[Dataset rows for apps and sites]
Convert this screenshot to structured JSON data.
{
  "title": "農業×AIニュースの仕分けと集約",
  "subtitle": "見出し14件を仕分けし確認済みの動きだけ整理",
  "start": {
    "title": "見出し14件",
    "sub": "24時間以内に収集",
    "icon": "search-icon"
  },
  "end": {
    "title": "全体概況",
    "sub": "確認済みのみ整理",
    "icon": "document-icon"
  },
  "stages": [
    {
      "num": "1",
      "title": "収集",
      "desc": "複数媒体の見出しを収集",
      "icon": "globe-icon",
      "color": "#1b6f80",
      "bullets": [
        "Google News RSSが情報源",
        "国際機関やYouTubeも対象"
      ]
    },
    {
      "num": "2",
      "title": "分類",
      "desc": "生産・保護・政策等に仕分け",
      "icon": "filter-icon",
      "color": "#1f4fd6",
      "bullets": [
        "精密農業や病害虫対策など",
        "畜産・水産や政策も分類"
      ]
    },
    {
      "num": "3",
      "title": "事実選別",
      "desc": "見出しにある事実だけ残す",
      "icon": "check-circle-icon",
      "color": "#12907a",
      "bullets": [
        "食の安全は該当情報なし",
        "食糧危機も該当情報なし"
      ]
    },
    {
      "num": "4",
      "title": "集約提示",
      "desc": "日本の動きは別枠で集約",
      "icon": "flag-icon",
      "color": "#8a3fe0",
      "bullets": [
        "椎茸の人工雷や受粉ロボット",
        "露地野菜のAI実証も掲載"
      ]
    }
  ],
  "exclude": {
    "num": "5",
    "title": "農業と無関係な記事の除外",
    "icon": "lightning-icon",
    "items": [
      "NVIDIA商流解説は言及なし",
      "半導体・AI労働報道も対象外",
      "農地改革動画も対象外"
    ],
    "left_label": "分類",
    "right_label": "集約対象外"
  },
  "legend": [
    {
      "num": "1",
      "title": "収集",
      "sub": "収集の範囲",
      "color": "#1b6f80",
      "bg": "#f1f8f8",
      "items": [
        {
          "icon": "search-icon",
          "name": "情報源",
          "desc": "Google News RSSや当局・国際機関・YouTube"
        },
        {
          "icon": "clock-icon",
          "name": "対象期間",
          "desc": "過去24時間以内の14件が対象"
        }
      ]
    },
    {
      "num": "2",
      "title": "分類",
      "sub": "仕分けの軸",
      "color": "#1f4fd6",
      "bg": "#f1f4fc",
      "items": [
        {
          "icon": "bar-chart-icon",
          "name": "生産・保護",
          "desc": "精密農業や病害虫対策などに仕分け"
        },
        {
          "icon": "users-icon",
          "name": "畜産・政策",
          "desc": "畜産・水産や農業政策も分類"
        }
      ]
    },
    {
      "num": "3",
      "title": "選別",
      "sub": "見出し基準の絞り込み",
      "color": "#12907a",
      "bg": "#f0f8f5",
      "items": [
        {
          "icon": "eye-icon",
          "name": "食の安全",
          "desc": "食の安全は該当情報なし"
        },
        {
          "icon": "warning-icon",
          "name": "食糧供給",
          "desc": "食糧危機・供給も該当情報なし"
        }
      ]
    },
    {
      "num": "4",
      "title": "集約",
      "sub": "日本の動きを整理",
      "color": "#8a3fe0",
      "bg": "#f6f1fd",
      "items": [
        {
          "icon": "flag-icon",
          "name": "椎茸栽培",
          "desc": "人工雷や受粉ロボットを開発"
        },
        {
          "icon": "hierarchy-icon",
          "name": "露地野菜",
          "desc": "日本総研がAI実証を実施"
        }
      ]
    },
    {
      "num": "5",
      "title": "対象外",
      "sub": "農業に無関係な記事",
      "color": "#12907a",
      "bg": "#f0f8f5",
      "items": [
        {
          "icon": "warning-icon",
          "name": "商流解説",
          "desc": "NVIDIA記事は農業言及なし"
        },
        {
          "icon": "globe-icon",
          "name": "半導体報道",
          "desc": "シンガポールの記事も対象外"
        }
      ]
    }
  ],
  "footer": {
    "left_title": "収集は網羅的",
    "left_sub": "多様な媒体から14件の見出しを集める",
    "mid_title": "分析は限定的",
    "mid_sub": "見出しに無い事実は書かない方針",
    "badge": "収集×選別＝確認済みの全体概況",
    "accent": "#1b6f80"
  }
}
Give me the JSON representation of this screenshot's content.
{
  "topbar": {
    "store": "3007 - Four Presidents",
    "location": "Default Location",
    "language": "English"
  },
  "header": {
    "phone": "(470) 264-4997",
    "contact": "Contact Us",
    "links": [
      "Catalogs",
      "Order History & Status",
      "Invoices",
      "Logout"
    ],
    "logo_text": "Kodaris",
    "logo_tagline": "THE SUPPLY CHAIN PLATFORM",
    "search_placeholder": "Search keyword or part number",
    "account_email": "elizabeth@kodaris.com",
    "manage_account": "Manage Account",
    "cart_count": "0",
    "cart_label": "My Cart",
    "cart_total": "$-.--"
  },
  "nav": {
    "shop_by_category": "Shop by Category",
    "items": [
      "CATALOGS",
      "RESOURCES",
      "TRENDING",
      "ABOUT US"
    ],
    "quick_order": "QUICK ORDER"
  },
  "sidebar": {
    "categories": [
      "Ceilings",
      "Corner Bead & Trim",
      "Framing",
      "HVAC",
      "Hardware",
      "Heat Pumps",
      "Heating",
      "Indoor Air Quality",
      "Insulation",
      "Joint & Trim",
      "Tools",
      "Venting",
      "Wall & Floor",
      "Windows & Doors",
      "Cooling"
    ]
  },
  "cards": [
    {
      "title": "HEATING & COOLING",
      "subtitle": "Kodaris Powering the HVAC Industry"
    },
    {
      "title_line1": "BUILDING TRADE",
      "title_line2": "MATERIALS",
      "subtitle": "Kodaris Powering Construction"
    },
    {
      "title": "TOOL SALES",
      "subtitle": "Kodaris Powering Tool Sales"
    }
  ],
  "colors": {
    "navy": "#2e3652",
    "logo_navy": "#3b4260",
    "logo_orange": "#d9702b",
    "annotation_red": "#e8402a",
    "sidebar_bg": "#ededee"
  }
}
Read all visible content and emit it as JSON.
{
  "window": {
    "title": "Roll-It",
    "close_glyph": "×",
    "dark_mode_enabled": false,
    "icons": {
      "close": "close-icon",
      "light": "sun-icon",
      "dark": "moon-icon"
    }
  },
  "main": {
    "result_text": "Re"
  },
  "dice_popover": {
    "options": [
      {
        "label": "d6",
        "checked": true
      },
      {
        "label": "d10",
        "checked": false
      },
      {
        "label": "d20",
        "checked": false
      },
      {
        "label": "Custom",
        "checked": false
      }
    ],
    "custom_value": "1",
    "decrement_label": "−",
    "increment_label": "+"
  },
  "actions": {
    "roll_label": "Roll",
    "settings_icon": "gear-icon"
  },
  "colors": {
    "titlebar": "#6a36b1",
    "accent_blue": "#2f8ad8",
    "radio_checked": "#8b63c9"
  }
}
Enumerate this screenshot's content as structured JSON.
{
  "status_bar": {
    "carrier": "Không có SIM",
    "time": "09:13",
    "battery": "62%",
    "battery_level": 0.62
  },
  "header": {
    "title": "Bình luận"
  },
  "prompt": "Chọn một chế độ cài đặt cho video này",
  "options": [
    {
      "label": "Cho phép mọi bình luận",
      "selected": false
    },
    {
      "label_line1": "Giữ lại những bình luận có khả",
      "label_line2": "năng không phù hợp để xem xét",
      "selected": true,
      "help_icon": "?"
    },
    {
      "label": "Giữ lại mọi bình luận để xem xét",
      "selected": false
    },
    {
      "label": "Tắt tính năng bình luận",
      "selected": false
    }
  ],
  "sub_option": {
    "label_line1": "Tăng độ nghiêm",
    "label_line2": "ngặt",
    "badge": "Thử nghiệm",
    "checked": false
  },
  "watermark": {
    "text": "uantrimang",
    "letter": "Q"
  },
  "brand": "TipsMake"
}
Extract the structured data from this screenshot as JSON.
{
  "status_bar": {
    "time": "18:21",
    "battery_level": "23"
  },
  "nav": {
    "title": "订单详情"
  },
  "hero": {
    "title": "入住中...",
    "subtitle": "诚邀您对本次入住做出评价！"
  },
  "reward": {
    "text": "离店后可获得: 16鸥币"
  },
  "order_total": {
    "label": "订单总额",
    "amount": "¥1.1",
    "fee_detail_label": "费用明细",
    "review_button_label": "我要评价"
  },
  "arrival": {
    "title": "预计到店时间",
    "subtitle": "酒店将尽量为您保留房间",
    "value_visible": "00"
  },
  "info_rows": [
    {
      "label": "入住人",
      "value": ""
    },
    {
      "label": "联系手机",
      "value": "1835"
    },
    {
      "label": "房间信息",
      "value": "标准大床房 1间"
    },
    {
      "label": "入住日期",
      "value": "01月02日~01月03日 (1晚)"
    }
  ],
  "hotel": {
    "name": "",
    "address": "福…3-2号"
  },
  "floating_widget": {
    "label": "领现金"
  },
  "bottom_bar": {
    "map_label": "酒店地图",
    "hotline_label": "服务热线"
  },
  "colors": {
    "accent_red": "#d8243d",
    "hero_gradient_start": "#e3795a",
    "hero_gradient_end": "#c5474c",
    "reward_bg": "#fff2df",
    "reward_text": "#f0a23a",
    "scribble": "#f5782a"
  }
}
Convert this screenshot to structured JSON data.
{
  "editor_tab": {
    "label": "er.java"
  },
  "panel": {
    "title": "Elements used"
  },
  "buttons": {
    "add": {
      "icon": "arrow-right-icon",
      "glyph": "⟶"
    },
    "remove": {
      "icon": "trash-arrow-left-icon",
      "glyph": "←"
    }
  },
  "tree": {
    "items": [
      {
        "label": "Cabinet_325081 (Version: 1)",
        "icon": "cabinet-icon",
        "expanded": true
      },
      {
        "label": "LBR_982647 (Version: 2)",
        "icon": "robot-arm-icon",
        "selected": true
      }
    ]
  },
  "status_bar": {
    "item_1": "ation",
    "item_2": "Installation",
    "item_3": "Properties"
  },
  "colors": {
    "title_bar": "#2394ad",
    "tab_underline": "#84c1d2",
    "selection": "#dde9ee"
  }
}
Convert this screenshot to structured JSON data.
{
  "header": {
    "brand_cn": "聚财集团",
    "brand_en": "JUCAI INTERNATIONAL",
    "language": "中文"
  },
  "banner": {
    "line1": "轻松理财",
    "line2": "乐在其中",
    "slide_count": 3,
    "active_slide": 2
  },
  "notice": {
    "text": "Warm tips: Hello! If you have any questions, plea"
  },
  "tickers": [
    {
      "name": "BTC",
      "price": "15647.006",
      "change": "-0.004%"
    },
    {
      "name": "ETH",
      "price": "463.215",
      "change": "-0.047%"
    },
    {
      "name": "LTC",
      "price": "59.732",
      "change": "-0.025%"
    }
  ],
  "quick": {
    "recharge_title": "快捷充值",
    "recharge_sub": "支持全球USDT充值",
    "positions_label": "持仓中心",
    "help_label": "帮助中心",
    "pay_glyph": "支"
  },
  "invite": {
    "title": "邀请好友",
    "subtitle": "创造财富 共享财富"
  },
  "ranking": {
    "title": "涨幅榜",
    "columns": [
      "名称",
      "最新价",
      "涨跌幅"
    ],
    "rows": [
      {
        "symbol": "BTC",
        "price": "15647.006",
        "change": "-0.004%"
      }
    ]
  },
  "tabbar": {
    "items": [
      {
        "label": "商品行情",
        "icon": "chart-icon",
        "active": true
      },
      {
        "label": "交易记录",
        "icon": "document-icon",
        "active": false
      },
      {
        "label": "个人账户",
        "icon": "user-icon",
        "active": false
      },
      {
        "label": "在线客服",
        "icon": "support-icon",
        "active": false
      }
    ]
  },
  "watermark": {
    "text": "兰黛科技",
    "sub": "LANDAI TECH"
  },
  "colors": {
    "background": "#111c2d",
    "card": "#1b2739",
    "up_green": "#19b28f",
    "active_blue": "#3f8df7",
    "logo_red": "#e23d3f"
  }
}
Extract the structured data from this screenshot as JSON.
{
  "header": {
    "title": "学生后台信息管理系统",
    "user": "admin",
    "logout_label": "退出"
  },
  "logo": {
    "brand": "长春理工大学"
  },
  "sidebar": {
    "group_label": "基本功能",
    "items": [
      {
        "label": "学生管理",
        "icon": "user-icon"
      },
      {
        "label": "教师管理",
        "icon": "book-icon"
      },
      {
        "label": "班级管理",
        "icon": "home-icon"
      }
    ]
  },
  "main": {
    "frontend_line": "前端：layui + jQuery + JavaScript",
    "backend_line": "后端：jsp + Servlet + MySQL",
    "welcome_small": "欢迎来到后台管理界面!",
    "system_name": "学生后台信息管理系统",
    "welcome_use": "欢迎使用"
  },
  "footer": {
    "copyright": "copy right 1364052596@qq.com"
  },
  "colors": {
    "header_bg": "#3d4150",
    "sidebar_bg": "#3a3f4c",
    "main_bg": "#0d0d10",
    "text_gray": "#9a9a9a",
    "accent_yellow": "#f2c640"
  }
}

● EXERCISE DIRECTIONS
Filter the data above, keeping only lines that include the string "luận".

● OUTPUT FOR THIS EXERCISE
    "title": "Bình luận"
      "label": "Cho phép mọi bình luận",
      "label_line1": "Giữ lại những bình luận có khả",
      "label": "Giữ lại mọi bình luận để xem xét",
      "label": "Tắt tính năng bình luận",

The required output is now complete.